“It reinforces that perception of privilege,” O’Rourke said. “And that headline that said I was born to be in this, in the article I was attempting to say that my calling is in public service. No one is born to be president of the United States of America, least of all me.” 

O’Rourke was also asked to explain his comments in the magazine piece about how he “sometimes” helps his wife Amy raise their children.

“In a real ham-handed way, I was trying to acknowledge that [Amy] has the lion’s share of responsibility in this campaign,” O’Rourke said. “Not only does she work, she is the principal caregiver to our kids, is supporting me, and campaigns with me.”

O’Rourke said he called his wife after the remarks ran and she told him that he could have made his point more elegantly. 

“I have a lot to learn and I still am,” O’Rourke said.

O'Rourke is making the network and cable television rounds as he seeks to rejuvenate his flagging campaign.

The O'Rourke campaign had been committed to staying off the Washington-New York television circuit, preferring instead to put the candidate in front of small crowds at town hall events across the country.

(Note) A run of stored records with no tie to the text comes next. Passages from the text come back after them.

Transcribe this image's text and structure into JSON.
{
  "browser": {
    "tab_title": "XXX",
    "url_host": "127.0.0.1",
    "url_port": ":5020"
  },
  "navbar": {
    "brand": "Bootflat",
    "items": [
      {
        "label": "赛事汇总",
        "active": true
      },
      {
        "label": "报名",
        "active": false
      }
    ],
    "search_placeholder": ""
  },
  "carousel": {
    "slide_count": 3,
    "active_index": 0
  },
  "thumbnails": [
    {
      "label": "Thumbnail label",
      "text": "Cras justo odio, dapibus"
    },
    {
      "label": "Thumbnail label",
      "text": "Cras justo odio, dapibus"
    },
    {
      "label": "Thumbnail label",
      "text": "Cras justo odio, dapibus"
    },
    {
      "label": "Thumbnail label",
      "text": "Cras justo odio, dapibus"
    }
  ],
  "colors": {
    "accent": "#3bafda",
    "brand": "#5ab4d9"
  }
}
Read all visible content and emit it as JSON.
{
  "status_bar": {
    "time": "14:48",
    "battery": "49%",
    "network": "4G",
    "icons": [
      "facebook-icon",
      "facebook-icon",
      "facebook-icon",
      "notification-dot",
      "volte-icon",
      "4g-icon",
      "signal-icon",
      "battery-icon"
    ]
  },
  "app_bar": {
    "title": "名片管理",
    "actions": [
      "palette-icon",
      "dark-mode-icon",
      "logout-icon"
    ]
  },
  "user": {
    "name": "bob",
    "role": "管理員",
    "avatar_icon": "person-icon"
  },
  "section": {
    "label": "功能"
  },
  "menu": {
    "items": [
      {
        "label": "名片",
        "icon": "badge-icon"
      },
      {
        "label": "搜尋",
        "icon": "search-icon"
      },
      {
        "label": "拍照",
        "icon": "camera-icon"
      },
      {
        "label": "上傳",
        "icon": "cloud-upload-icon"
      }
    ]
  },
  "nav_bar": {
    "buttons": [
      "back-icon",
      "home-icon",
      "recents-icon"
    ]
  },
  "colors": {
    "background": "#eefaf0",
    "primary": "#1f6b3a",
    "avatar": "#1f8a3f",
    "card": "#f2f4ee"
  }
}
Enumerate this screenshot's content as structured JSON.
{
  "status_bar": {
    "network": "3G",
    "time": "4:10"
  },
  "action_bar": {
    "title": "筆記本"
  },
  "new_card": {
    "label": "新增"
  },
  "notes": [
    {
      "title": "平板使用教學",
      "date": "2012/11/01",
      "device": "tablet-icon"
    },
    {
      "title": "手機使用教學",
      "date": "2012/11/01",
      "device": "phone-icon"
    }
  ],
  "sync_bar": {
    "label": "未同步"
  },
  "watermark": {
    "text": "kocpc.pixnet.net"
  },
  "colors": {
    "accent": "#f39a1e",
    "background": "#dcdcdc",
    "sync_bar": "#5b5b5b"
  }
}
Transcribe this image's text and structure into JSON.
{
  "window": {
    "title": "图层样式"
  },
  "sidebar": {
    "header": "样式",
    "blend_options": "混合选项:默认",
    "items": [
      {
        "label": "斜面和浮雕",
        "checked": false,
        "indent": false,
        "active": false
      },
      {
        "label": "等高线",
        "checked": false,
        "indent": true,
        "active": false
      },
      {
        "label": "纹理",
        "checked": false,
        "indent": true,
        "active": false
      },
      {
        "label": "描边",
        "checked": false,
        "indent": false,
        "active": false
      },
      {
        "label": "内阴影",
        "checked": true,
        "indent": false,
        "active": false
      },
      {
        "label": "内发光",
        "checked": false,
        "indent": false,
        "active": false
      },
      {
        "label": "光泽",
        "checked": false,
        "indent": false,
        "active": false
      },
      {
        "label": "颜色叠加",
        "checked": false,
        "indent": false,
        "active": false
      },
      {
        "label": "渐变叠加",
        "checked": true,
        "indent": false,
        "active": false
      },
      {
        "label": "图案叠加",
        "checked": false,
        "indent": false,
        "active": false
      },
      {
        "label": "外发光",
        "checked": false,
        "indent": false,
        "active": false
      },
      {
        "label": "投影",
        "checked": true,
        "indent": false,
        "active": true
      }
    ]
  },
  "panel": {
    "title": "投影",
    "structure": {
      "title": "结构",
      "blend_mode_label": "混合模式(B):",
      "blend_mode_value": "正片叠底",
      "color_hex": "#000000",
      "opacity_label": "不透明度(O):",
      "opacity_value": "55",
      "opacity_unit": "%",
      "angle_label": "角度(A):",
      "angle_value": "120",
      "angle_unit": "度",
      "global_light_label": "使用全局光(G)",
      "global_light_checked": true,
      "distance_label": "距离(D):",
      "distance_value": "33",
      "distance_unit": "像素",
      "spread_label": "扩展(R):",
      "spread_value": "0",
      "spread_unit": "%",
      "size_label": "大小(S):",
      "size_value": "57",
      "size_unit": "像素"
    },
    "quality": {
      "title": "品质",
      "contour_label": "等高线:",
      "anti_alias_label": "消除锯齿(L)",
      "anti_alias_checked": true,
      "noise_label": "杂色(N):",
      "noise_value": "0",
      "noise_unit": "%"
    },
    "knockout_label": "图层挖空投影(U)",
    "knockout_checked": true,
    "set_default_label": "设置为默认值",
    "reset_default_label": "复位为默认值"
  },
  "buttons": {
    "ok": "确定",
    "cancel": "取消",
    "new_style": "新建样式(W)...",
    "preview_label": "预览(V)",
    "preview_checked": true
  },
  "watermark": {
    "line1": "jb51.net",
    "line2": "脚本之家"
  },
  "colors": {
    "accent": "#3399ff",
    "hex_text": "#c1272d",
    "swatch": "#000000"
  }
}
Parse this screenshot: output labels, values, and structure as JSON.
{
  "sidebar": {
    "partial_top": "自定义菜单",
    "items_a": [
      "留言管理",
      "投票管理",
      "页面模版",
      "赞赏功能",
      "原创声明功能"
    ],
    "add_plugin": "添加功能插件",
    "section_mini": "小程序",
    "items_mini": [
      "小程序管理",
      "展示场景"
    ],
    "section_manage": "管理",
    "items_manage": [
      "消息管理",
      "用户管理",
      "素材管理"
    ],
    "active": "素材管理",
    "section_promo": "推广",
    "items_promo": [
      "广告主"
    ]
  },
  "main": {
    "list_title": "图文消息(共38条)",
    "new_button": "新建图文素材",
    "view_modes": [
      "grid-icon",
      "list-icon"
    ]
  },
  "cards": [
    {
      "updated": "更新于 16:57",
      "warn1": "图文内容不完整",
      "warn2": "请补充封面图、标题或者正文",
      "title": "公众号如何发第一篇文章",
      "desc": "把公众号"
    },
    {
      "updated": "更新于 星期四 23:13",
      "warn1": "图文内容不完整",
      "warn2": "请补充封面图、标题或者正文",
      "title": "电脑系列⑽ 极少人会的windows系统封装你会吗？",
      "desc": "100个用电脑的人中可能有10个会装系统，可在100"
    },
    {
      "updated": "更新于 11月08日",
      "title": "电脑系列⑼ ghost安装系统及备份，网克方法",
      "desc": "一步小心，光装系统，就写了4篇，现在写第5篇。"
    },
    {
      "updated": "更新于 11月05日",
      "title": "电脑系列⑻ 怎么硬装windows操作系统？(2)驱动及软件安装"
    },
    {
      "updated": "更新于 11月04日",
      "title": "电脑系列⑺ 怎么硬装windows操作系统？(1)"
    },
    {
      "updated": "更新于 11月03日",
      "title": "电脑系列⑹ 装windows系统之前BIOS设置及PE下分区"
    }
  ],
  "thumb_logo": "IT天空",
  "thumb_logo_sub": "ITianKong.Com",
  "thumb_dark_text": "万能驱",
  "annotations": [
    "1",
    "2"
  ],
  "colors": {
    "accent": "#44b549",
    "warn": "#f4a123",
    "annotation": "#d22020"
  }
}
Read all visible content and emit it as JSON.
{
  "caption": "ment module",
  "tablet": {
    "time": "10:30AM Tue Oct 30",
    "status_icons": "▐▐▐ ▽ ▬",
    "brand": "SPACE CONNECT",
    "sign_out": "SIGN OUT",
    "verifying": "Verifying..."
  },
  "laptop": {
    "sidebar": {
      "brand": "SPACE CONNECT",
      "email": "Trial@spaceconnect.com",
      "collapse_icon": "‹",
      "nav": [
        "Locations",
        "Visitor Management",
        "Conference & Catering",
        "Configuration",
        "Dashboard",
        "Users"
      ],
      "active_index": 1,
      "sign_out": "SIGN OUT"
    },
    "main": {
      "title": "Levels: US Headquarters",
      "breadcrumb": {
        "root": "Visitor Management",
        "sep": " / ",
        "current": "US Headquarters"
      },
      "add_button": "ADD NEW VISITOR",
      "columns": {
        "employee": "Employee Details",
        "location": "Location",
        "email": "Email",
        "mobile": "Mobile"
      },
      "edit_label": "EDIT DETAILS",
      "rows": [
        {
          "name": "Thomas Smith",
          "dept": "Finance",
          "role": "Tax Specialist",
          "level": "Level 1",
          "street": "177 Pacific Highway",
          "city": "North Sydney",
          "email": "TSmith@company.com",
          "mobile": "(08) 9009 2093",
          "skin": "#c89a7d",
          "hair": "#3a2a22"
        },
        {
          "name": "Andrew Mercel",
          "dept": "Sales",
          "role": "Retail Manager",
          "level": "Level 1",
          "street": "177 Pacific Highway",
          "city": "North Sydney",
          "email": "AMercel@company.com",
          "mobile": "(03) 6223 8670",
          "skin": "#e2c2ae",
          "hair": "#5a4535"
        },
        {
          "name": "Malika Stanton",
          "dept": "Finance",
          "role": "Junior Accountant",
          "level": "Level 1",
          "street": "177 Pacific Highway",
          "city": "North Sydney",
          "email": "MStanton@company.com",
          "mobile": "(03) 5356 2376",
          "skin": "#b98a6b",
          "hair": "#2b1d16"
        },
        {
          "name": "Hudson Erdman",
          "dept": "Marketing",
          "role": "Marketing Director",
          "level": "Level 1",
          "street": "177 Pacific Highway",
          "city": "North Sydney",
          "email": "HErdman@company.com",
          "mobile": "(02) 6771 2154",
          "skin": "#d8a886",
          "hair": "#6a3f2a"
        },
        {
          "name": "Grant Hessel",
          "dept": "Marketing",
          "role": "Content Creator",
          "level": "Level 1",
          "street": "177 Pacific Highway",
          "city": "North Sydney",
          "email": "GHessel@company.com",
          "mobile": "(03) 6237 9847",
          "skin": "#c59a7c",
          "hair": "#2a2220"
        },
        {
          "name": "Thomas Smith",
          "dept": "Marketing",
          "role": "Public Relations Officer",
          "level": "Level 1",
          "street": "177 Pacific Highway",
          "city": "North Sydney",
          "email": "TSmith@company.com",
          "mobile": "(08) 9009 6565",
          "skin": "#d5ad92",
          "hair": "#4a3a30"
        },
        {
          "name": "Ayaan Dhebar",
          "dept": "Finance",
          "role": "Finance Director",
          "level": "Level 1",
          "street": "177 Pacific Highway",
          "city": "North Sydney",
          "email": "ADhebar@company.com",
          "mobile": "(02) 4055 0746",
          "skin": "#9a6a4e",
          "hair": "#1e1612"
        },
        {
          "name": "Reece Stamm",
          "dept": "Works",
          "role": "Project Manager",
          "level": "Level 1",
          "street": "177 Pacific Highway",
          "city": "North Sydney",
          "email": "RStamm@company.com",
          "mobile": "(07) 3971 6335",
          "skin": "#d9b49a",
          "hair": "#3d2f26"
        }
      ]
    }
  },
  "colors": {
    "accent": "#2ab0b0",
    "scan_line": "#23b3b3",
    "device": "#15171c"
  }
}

But O'Rourke has been dropping in the polls, leading him to "reintroduce" himself to voters through interviews on national television.